We review the status of current observations of the fundamental parameters of intermediate redshift (z ≤ 1.2) disk galaxies. Advances in instrumentation of 8-10m class telescopes have made possible detailed measurements of galaxy luminosity, morphology, kinematics and mass, in both the optical and the infrared passbands. By studying such well known star formation indicators as [OII]3727A (in the optical) and Hα (redshifted to the infrared), the internal velocity structure and star formation rates of galaxies can be traced through this entire redshift regime. The combination of throughput and optimum seeing conditions yields spectra which can be combined with high resolution multiband imaging to explore the evolution of galaxies of various morphologies, and to place constraints on current models of galaxy formation and star formation histories.
Out to redshifts of unity, these data form a high redshift Tully-Fisher relation that spans four magnitudes and extends to well below L*, with no obvious change in shape or slope with respect to the local relation. A comparison of disk surface brightness between local and high redshift samples yields an offset in accordance with distance-dependent surface brightness selection effects, as can the apparent change in disk size with redshift for disks of a given mass. These results support low Ω0 models of formation, and provide further evidence for modest increases in luminosity with lookback time for the bulk of the observed field spiral galaxy population.
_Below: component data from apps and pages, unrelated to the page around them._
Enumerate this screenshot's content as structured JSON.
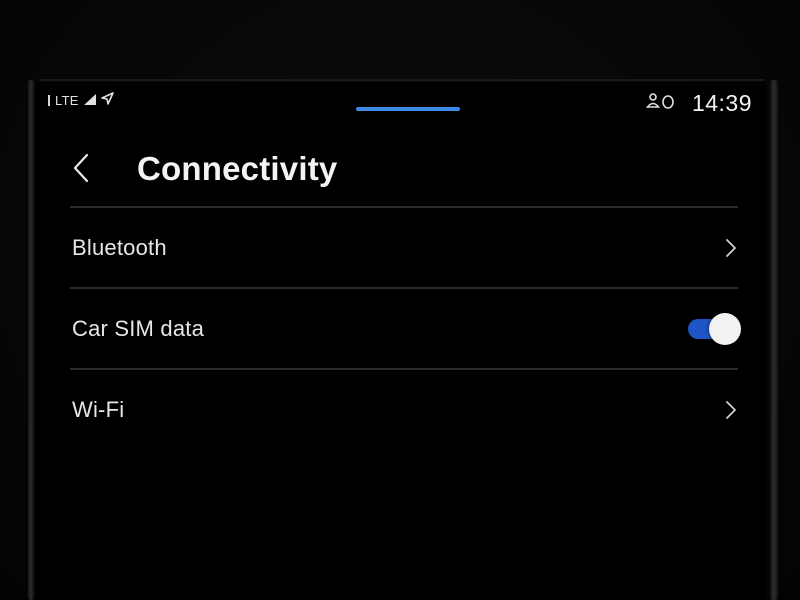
{
  "status_bar": {
    "network": "LTE",
    "clock": "14:39",
    "icons": [
      "sim-indicator-icon",
      "signal-icon",
      "location-arrow-icon",
      "user-profile-icon"
    ]
  },
  "header": {
    "title": "Connectivity",
    "back_icon": "chevron-left-icon"
  },
  "settings": {
    "items": [
      {
        "label": "Bluetooth",
        "control": "chevron-right-icon"
      },
      {
        "label": "Car SIM data",
        "control": "toggle",
        "toggle_on": true
      },
      {
        "label": "Wi-Fi",
        "control": "chevron-right-icon"
      }
    ]
  },
  "colors": {
    "background": "#000000",
    "accent": "#3d8be6",
    "toggle_on": "#1f55c6",
    "text": "#e6e6e6",
    "divider": "#2a2a2c"
  }
}
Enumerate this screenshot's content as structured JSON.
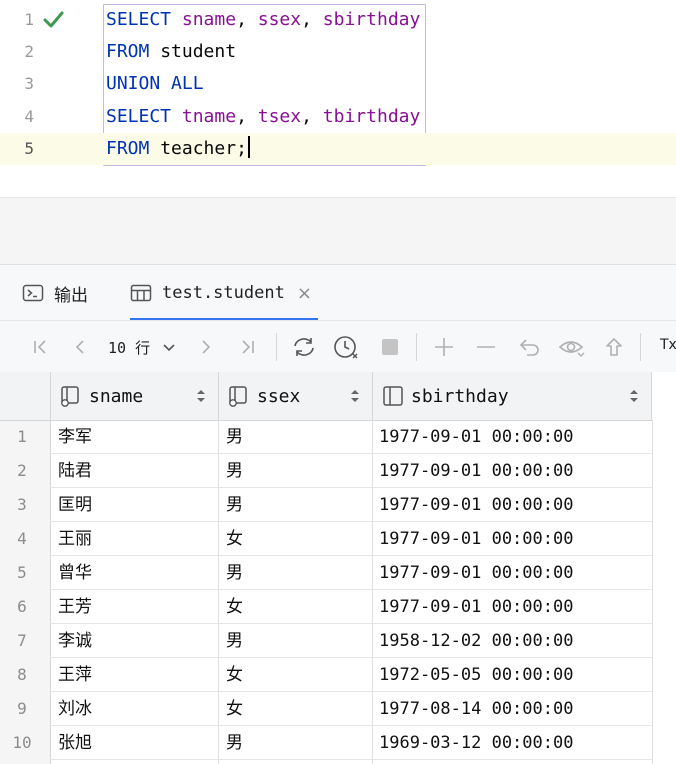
{
  "editor": {
    "lines": [
      {
        "num": "1"
      },
      {
        "num": "2"
      },
      {
        "num": "3"
      },
      {
        "num": "4"
      },
      {
        "num": "5"
      }
    ],
    "kw_select": "SELECT",
    "kw_from": "FROM",
    "kw_union_all": "UNION ALL",
    "line1_col1": "sname",
    "line1_col2": "ssex",
    "line1_col3": "sbirthday",
    "comma": ",",
    "line2_table": "student",
    "line4_col1": "tname",
    "line4_col2": "tsex",
    "line4_col3": "tbirthday",
    "line5_table": "teacher",
    "semicolon": ";"
  },
  "tabs": {
    "output_label": "输出",
    "result_label": "test.student",
    "close_glyph": "×"
  },
  "toolbar": {
    "rows_label": "10 行",
    "tx_label": "Tx"
  },
  "grid": {
    "columns": [
      "sname",
      "ssex",
      "sbirthday"
    ],
    "rows": [
      {
        "n": "1",
        "sname": "李军",
        "ssex": "男",
        "sbirthday": "1977-09-01 00:00:00"
      },
      {
        "n": "2",
        "sname": "陆君",
        "ssex": "男",
        "sbirthday": "1977-09-01 00:00:00"
      },
      {
        "n": "3",
        "sname": "匡明",
        "ssex": "男",
        "sbirthday": "1977-09-01 00:00:00"
      },
      {
        "n": "4",
        "sname": "王丽",
        "ssex": "女",
        "sbirthday": "1977-09-01 00:00:00"
      },
      {
        "n": "5",
        "sname": "曾华",
        "ssex": "男",
        "sbirthday": "1977-09-01 00:00:00"
      },
      {
        "n": "6",
        "sname": "王芳",
        "ssex": "女",
        "sbirthday": "1977-09-01 00:00:00"
      },
      {
        "n": "7",
        "sname": "李诚",
        "ssex": "男",
        "sbirthday": "1958-12-02 00:00:00"
      },
      {
        "n": "8",
        "sname": "王萍",
        "ssex": "女",
        "sbirthday": "1972-05-05 00:00:00"
      },
      {
        "n": "9",
        "sname": "刘冰",
        "ssex": "女",
        "sbirthday": "1977-08-14 00:00:00"
      },
      {
        "n": "10",
        "sname": "张旭",
        "ssex": "男",
        "sbirthday": "1969-03-12 00:00:00"
      }
    ]
  },
  "colors": {
    "keyword": "#0033b3",
    "column": "#871094",
    "accent": "#3574f0",
    "check": "#3c9a4f"
  }
}
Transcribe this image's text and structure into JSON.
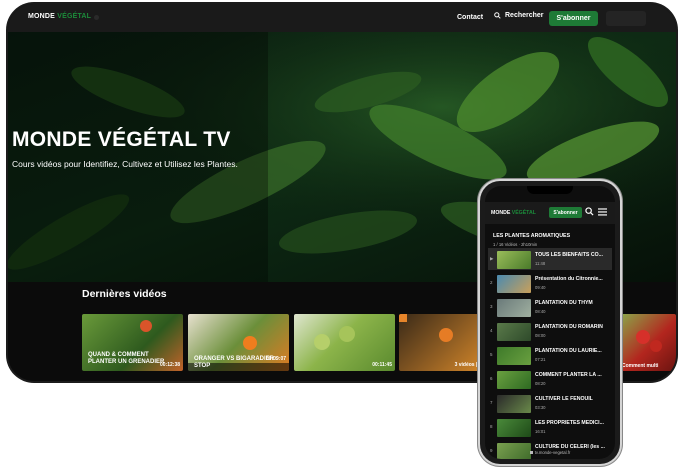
{
  "header": {
    "logo_primary": "MONDE",
    "logo_accent": "VÉGÉTAL",
    "nav_contact": "Contact",
    "nav_search": "Rechercher",
    "subscribe_label": "S'abonner"
  },
  "hero": {
    "title": "MONDE VÉGÉTAL TV",
    "subtitle": "Cours vidéos pour Identifiez, Cultivez et Utilisez les Plantes."
  },
  "latest": {
    "title": "Dernières vidéos",
    "videos": [
      {
        "caption_line1": "QUAND & COMMENT",
        "caption_line2": "PLANTER UN GRENADIER",
        "duration": "00:12:38"
      },
      {
        "caption_line1": "ORANGER VS BIGARADIER : STOP",
        "caption_line2": "",
        "duration": "00:09:07"
      },
      {
        "caption_line1": "",
        "caption_line2": "",
        "duration": "00:11:45"
      },
      {
        "caption_line1": "",
        "caption_line2": "",
        "duration": "3 vidéos | 00:"
      },
      {
        "caption_line1": "Comment multi",
        "caption_line2": "",
        "duration": ""
      }
    ]
  },
  "phone": {
    "logo_primary": "MONDE",
    "logo_accent": "VÉGÉTAL",
    "subscribe_label": "S'abonner",
    "playlist_title": "LES PLANTES AROMATIQUES",
    "playlist_meta": "1 / 16 Vidéos  ·  2h10min",
    "items": [
      {
        "title": "TOUS LES BIENFAITS CO...",
        "duration": "11:48"
      },
      {
        "title": "Présentation du Citronnie...",
        "duration": "09:40"
      },
      {
        "title": "PLANTATION DU THYM",
        "duration": "08:40"
      },
      {
        "title": "PLANTATION DU ROMARIN",
        "duration": "08:00"
      },
      {
        "title": "PLANTATION DU LAURIE...",
        "duration": "07:21"
      },
      {
        "title": "COMMENT PLANTER LA ...",
        "duration": "08:20"
      },
      {
        "title": "CULTIVER LE FENOUIL",
        "duration": "03:30"
      },
      {
        "title": "LES PROPRIÉTÉS MÉDICI...",
        "duration": "16:01"
      },
      {
        "title": "CULTURE DU CELERI (les ...",
        "duration": ""
      }
    ],
    "url": "tv.monde-vegetal.fr"
  },
  "colors": {
    "accent": "#1e7a36",
    "background": "#0b0b0b",
    "bar": "#1a1a1a"
  }
}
Finally, a comparison of spatially resolved spectra versus integrated emission line widths for distant galaxies suggests that observational constraints bias each type of observational sample toward different sub-groups of galaxies, with different evolutionary histories. Like varying selection effects, this will lead to a wide range of projected evolutionary trends.